Of course, there are some details I found a little bit perplexing, like the whole need for all the Vulcan cloak-and-dagger secrecy. T'Pol brings Archer and Mayweather into this plot reluctantly, while the rest of the crew is left completely in the dark. This is presumably because the Vulcans don't want to broadcast their role in infiltrating off-world government corruption, but I didn't quite understand why Archer couldn't give Trip so much as a hint about this mission since, as Trip points out, details would be useful in the event of an emergency.
Also, showing Trip in command proves to be a bit of a mixed bag. It's played for some light, understated comedy that's fairly amiable, but from what we're shown, Trip is indecisive to a fault, forever telling people, "I'll get back to you." It doesn't speak well for his leadership abilities that he can't give anyone a straight answer so they can do their jobs. Considering he's in command of engineering and third-in-command on the ship, I find it a little hard to swallow that this is how he would actually approach command, whether the ship is in an idle situation or not.

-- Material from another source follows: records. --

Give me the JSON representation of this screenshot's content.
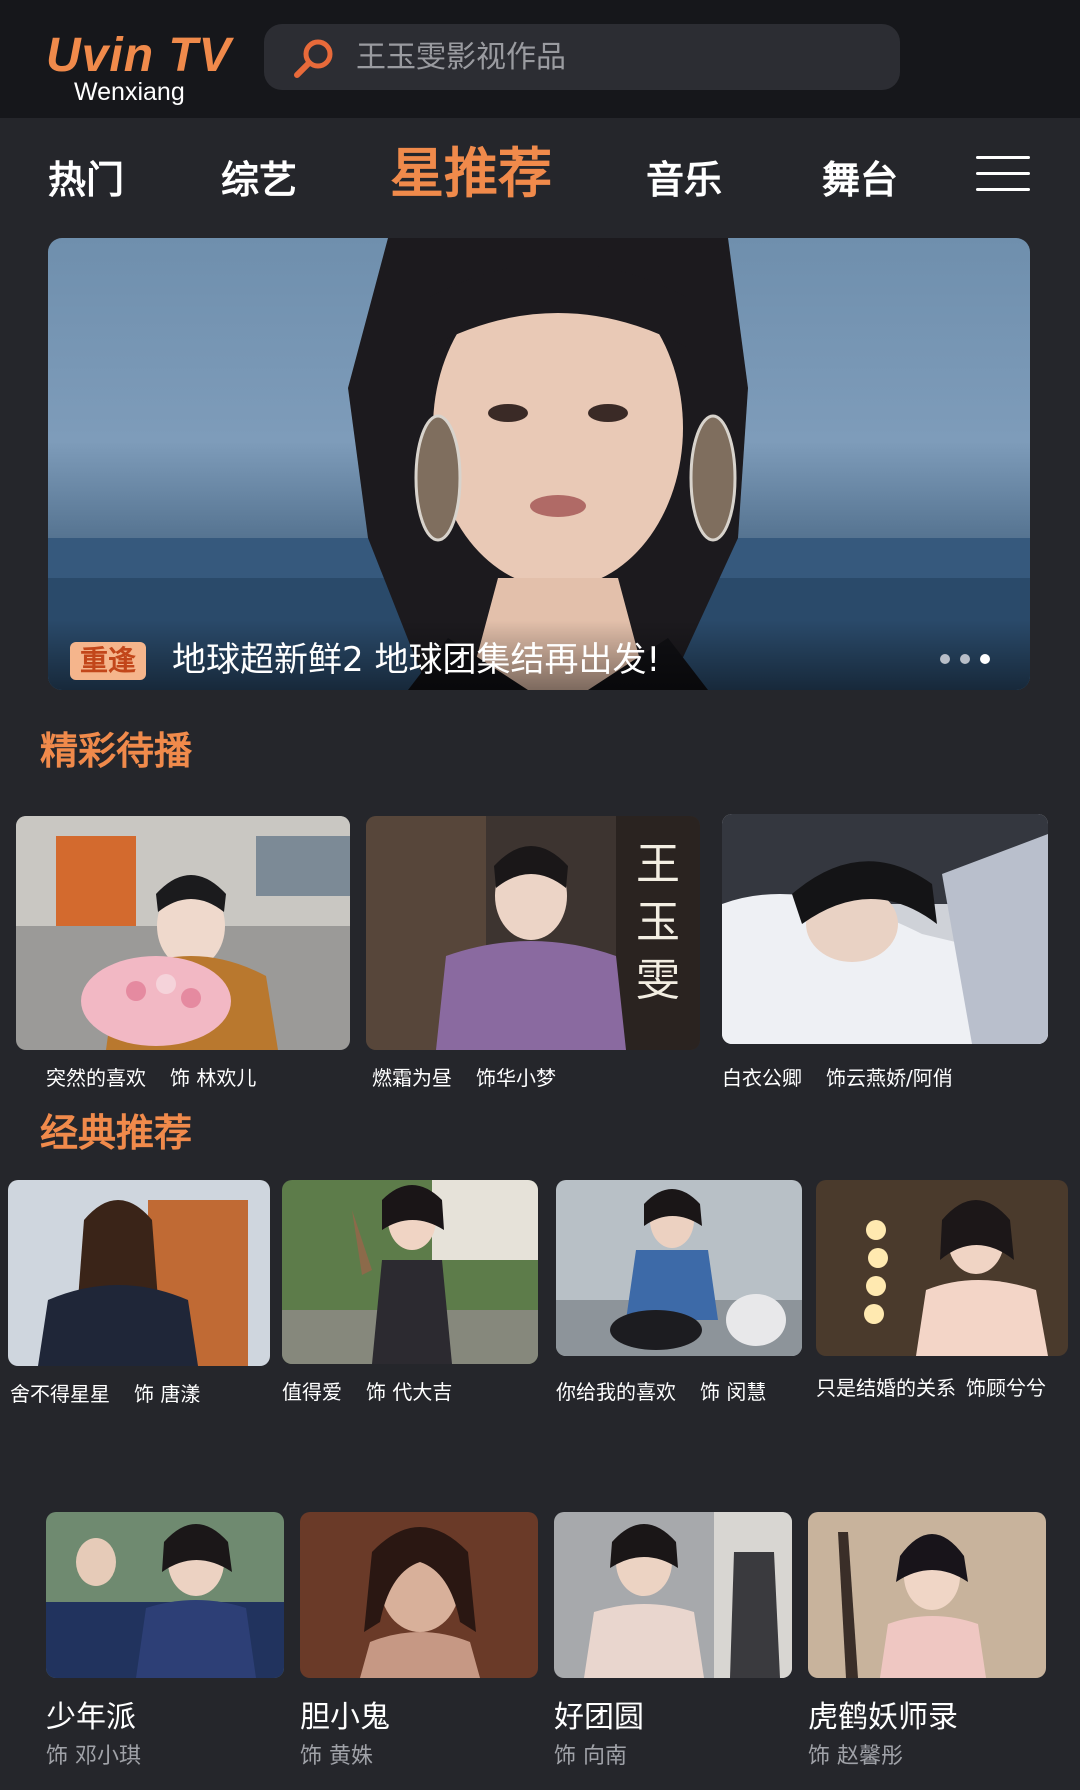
{
  "app": {
    "logo_main": "Uvin TV",
    "logo_sub": "Wenxiang"
  },
  "search": {
    "placeholder": "王玉雯影视作品",
    "icon": "search-icon",
    "icon_color": "#e86a3a"
  },
  "nav": {
    "tabs": [
      {
        "label": "热门",
        "active": false
      },
      {
        "label": "综艺",
        "active": false
      },
      {
        "label": "星推荐",
        "active": true
      },
      {
        "label": "音乐",
        "active": false
      },
      {
        "label": "舞台",
        "active": false
      }
    ],
    "menu_icon": "hamburger-menu-icon"
  },
  "banner": {
    "tag": "重逢",
    "title": "地球超新鲜2 地球团集结再出发!",
    "slides_total": 3,
    "slide_active": 3
  },
  "sections": {
    "upcoming": {
      "title": "精彩待播",
      "items": [
        {
          "show": "突然的喜欢",
          "role": "饰 林欢儿"
        },
        {
          "show": "燃霜为昼",
          "role": "饰华小梦",
          "thumb_text": "王玉雯"
        },
        {
          "show": "白衣公卿",
          "role": "饰云燕娇/阿俏"
        }
      ]
    },
    "classic": {
      "title": "经典推荐",
      "items": [
        {
          "show": "舍不得星星",
          "role": "饰 唐漾"
        },
        {
          "show": "值得爱",
          "role": "饰 代大吉"
        },
        {
          "show": "你给我的喜欢",
          "role": "饰 闵慧"
        },
        {
          "show": "只是结婚的关系",
          "role": "饰顾兮兮"
        }
      ]
    },
    "more": {
      "items": [
        {
          "show": "少年派",
          "role": "饰 邓小琪"
        },
        {
          "show": "胆小鬼",
          "role": "饰 黄姝"
        },
        {
          "show": "好团圆",
          "role": "饰 向南"
        },
        {
          "show": "虎鹤妖师录",
          "role": "饰 赵馨彤"
        }
      ]
    }
  },
  "colors": {
    "accent": "#f08a4b",
    "background": "#25262b",
    "header": "#16171b"
  }
}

And then, of course, I must again point out this series' tendency to treat Mayweather as a cipher, even when he's in the middle of the story's action. Archer orders him around with little in terms of respect (such lines as "Get back over there" and "Go back to the cockpit, Travis" are delivered surprisingly coldly). Also, many scenes are shot as if consciously trying to minimize Mayweather's presence in the frame, as if he's not worth the camera's attention. It's downright odd. What gives?
I also wonder about the notion of the trained Vulcan elite in the Ministry of Security who are yet somehow unable to cope with the prospect they may have to take a life in the course of their duty. (And if it's such a problem, why didn't T'Pol use the stun setting when firing on Jossen? After all, she uses the stun setting to capture Menos here.)
Despite these qualms, I liked the net result. As a show where T'Pol is going up against her own psychological terror as well as Menos' scheming, "The Seventh" gets the job done. A final scene suggests that T'Pol will be deeply affected by reacquiring the repressed memories; she looks as if she's just been whacked with a sledgehammer. Blalock shows that she may be more interesting to watch when playing a character facing internal conflict in regard to her emotions than one who has everything under precise, Vulcan-like control.
Given that, I certainly wouldn't mind seeing the troubled side of our resident Vulcan surfacing more often.
Next week: Our newest Trekkian cast does their rendition of "A Piece of the Action."